- sufficient mace, cayenne and salt (again a matter of taste, but as this book is designed for novice cooks I don’t think that is very helpful!)
- ¼ pint of cream (surely that depends on the amount of soup? I guess again it should be what you think of as ‘sufficient’!)
- stock retained from boiling chestnuts to begin with
- take the outer casing from the chestnuts and throw them in large pan of warm water
- increase the heat and as it comes to the boil, remove the chestnuts and peel them quickly, putting them in cold water as you do so
- take ¾ lb chestnuts and cover them with good stock, stew gently for 1 hour or until they break when touched gently by a fork
- drain, retaining stock, pound smoothly and rub through a sieve
- mix them with a proper quantity of stock (different stock I think) add spices to taste
- stir often until it boils
- ¼ pint of cream will greatly improve the soup
- part of the stock in which the chestnuts have boiled (to begin with, (the first time, after they have been skinned? Not sure) can be used for the soup If the sweetness is not objected to
This is another recipe which sounds interesting, but would need to be practised on the family before offering to guests!
It does make me wonder how a novice cook who is expecting this book to be “written in the simplest possible manner to help the inexperienced” as the subtitle says, could actually cope successfully with recipes written like this. I thank back to my aunty and to my mum who were both excellent, fantastic cooks; in the first days of their marriages, each had disasters which were recounted with humour:
Aunty Beryl was making brandy snaps – those fine ‘biscuits which come out of the oven soft and are rolled round something like the handle of a wooden spoon to cool, harden and form a tube which will be filled with cream. She looked at her recipe book (probably Mrs Beeton) and saw her mixture made 24 brandy snaps – but she only had one wooden spoon. She went round all the neighbours borrowing wooden spoons… of course she only really needed one as the snaps were made one at a time! It was also Aunty Beryl who, when doing her first grocery shop and having no idea of the quantities of things, ordered a pound of ground pepper – which probably lasted her until her children were grown up!

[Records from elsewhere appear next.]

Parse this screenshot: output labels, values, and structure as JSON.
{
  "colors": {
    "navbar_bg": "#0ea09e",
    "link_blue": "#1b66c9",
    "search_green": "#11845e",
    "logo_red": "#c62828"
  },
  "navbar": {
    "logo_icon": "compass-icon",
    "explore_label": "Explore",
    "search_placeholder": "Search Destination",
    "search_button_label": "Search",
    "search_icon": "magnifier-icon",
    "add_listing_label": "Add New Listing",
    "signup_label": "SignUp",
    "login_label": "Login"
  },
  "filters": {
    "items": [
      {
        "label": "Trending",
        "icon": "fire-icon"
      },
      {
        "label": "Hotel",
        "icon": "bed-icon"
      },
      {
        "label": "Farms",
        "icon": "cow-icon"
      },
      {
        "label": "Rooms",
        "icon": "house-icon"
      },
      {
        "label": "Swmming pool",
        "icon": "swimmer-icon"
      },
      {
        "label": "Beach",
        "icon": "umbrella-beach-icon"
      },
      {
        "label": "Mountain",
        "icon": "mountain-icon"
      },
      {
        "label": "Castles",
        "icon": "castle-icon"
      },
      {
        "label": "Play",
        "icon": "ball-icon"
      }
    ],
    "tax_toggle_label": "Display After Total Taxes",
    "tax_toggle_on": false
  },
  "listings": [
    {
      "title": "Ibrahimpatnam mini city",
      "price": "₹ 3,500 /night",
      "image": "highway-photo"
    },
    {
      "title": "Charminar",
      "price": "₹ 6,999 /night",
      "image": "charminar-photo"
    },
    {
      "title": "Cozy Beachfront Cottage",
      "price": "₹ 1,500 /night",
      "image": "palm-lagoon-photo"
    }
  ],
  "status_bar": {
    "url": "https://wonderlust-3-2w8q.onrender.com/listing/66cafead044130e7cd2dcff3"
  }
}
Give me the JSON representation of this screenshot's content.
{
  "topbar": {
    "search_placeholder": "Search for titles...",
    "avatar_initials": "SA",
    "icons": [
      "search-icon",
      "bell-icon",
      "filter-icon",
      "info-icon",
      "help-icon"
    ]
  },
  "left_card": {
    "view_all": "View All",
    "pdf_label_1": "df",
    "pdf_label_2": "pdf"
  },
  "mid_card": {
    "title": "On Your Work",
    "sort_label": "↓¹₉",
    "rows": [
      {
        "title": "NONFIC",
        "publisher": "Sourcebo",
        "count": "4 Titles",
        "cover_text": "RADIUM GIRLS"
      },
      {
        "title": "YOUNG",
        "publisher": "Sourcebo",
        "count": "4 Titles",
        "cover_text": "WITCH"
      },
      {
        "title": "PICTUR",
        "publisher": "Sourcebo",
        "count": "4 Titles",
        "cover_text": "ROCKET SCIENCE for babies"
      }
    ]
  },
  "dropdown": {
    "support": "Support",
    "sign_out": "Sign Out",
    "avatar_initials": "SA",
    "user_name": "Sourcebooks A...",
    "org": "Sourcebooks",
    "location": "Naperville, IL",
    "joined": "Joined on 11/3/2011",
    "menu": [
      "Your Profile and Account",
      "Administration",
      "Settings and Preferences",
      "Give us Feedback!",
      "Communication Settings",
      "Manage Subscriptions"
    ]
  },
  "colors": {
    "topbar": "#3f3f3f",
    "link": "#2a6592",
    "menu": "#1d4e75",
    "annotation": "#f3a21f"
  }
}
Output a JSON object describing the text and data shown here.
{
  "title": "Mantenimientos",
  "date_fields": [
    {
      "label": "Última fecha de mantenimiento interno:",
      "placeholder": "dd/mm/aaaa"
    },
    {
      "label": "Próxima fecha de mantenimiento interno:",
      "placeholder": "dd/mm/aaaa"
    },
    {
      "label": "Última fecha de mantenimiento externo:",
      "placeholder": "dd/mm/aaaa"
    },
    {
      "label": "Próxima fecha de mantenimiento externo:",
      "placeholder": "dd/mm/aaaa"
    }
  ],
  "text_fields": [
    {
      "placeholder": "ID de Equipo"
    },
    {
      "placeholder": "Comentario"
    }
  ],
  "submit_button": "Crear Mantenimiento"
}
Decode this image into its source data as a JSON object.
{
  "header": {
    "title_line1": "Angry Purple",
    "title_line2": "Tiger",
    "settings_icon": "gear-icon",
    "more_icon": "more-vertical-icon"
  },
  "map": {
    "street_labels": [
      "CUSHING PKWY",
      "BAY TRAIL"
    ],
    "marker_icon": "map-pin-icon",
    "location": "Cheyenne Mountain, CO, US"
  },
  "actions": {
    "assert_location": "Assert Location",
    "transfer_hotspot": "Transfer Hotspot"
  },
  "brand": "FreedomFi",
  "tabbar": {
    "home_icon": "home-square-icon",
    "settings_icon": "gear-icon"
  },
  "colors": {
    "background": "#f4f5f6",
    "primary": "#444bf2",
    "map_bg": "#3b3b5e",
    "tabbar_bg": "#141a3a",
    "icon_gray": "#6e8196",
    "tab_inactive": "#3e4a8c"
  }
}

My mum, who became the finest pastry cook, made an apple pie for my dad which was inedible… I tell the story here:
Of course the chestnuts in my featured image are horse chestnuts, not edible ones!